> **Dataset records**:
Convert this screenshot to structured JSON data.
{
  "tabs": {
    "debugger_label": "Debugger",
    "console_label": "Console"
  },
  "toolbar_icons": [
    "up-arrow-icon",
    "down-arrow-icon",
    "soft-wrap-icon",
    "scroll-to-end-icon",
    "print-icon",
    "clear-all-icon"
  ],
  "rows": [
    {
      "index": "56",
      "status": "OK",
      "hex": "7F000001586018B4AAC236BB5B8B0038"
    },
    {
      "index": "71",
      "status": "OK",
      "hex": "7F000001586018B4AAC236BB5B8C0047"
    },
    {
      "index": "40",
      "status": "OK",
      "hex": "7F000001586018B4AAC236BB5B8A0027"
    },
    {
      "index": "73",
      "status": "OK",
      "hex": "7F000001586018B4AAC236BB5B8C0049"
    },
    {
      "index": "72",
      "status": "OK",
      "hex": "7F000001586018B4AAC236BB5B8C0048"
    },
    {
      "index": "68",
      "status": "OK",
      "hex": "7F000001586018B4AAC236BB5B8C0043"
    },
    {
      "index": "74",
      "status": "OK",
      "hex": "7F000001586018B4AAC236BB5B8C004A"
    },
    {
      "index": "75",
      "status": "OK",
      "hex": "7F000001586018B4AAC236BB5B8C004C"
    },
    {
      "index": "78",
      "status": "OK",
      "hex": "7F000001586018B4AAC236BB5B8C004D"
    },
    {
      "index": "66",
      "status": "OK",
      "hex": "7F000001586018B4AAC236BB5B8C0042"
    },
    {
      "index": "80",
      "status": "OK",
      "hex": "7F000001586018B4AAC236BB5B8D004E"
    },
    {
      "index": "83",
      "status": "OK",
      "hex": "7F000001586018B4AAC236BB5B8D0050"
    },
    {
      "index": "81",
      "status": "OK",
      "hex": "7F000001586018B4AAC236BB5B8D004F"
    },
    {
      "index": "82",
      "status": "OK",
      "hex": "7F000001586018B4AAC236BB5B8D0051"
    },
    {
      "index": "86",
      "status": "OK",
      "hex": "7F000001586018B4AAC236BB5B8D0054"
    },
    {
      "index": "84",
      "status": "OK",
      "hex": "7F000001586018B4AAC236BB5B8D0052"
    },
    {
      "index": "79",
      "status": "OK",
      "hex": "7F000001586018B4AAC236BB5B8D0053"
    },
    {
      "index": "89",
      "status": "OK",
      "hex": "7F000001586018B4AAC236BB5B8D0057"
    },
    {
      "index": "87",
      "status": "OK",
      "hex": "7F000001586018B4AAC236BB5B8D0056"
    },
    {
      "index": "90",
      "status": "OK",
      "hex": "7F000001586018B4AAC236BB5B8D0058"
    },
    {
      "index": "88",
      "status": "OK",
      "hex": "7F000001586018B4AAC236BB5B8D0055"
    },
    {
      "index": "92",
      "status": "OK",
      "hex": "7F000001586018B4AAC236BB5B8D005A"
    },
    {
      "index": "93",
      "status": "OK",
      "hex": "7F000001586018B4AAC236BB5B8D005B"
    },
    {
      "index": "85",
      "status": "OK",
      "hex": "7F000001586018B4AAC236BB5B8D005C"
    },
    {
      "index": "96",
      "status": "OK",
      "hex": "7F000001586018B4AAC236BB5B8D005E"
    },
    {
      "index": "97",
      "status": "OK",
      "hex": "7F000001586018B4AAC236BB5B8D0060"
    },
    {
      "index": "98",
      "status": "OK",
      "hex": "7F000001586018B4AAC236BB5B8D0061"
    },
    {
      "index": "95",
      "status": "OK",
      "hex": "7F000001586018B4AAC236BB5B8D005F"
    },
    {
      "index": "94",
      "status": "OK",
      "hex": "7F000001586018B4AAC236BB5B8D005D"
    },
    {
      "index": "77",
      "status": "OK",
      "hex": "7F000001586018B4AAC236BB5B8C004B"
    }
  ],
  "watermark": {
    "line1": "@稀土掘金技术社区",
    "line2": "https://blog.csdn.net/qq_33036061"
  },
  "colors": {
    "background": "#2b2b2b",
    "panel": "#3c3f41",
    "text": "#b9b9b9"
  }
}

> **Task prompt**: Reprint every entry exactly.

> **Expected output**:
Convert this screenshot to structured JSON data.
{
  "tabs": {
    "debugger_label": "Debugger",
    "console_label": "Console"
  },
  "toolbar_icons": [
    "up-arrow-icon",
    "down-arrow-icon",
    "soft-wrap-icon",
    "scroll-to-end-icon",
    "print-icon",
    "clear-all-icon"
  ],
  "rows": [
    {
      "index": "56",
      "status": "OK",
      "hex": "7F000001586018B4AAC236BB5B8B0038"
    },
    {
      "index": "71",
      "status": "OK",
      "hex": "7F000001586018B4AAC236BB5B8C0047"
    },
    {
      "index": "40",
      "status": "OK",
      "hex": "7F000001586018B4AAC236BB5B8A0027"
    },
    {
      "index": "73",
      "status": "OK",
      "hex": "7F000001586018B4AAC236BB5B8C0049"
    },
    {
      "index": "72",
      "status": "OK",
      "hex": "7F000001586018B4AAC236BB5B8C0048"
    },
    {
      "index": "68",
      "status": "OK",
      "hex": "7F000001586018B4AAC236BB5B8C0043"
    },
    {
      "index": "74",
      "status": "OK",
      "hex": "7F000001586018B4AAC236BB5B8C004A"
    },
    {
      "index": "75",
      "status": "OK",
      "hex": "7F000001586018B4AAC236BB5B8C004C"
    },
    {
      "index": "78",
      "status": "OK",
      "hex": "7F000001586018B4AAC236BB5B8C004D"
    },
    {
      "index": "66",
      "status": "OK",
      "hex": "7F000001586018B4AAC236BB5B8C0042"
    },
    {
      "index": "80",
      "status": "OK",
      "hex": "7F000001586018B4AAC236BB5B8D004E"
    },
    {
      "index": "83",
      "status": "OK",
      "hex": "7F000001586018B4AAC236BB5B8D0050"
    },
    {
      "index": "81",
      "status": "OK",
      "hex": "7F000001586018B4AAC236BB5B8D004F"
    },
    {
      "index": "82",
      "status": "OK",
      "hex": "7F000001586018B4AAC236BB5B8D0051"
    },
    {
      "index": "86",
      "status": "OK",
      "hex": "7F000001586018B4AAC236BB5B8D0054"
    },
    {
      "index": "84",
      "status": "OK",
      "hex": "7F000001586018B4AAC236BB5B8D0052"
    },
    {
      "index": "79",
      "status": "OK",
      "hex": "7F000001586018B4AAC236BB5B8D0053"
    },
    {
      "index": "89",
      "status": "OK",
      "hex": "7F000001586018B4AAC236BB5B8D0057"
    },
    {
      "index": "87",
      "status": "OK",
      "hex": "7F000001586018B4AAC236BB5B8D0056"
    },
    {
      "index": "90",
      "status": "OK",
      "hex": "7F000001586018B4AAC236BB5B8D0058"
    },
    {
      "index": "88",
      "status": "OK",
      "hex": "7F000001586018B4AAC236BB5B8D0055"
    },
    {
      "index": "92",
      "status": "OK",
      "hex": "7F000001586018B4AAC236BB5B8D005A"
    },
    {
      "index": "93",
      "status": "OK",
      "hex": "7F000001586018B4AAC236BB5B8D005B"
    },
    {
      "index": "85",
      "status": "OK",
      "hex": "7F000001586018B4AAC236BB5B8D005C"
    },
    {
      "index": "96",
      "status": "OK",
      "hex": "7F000001586018B4AAC236BB5B8D005E"
    },
    {
      "index": "97",
      "status": "OK",
      "hex": "7F000001586018B4AAC236BB5B8D0060"
    },
    {
      "index": "98",
      "status": "OK",
      "hex": "7F000001586018B4AAC236BB5B8D0061"
    },
    {
      "index": "95",
      "status": "OK",
      "hex": "7F000001586018B4AAC236BB5B8D005F"
    },
    {
      "index": "94",
      "status": "OK",
      "hex": "7F000001586018B4AAC236BB5B8D005D"
    },
    {
      "index": "77",
      "status": "OK",
      "hex": "7F000001586018B4AAC236BB5B8C004B"
    }
  ],
  "watermark": {
    "line1": "@稀土掘金技术社区",
    "line2": "https://blog.csdn.net/qq_33036061"
  },
  "colors": {
    "background": "#2b2b2b",
    "panel": "#3c3f41",
    "text": "#b9b9b9"
  }
}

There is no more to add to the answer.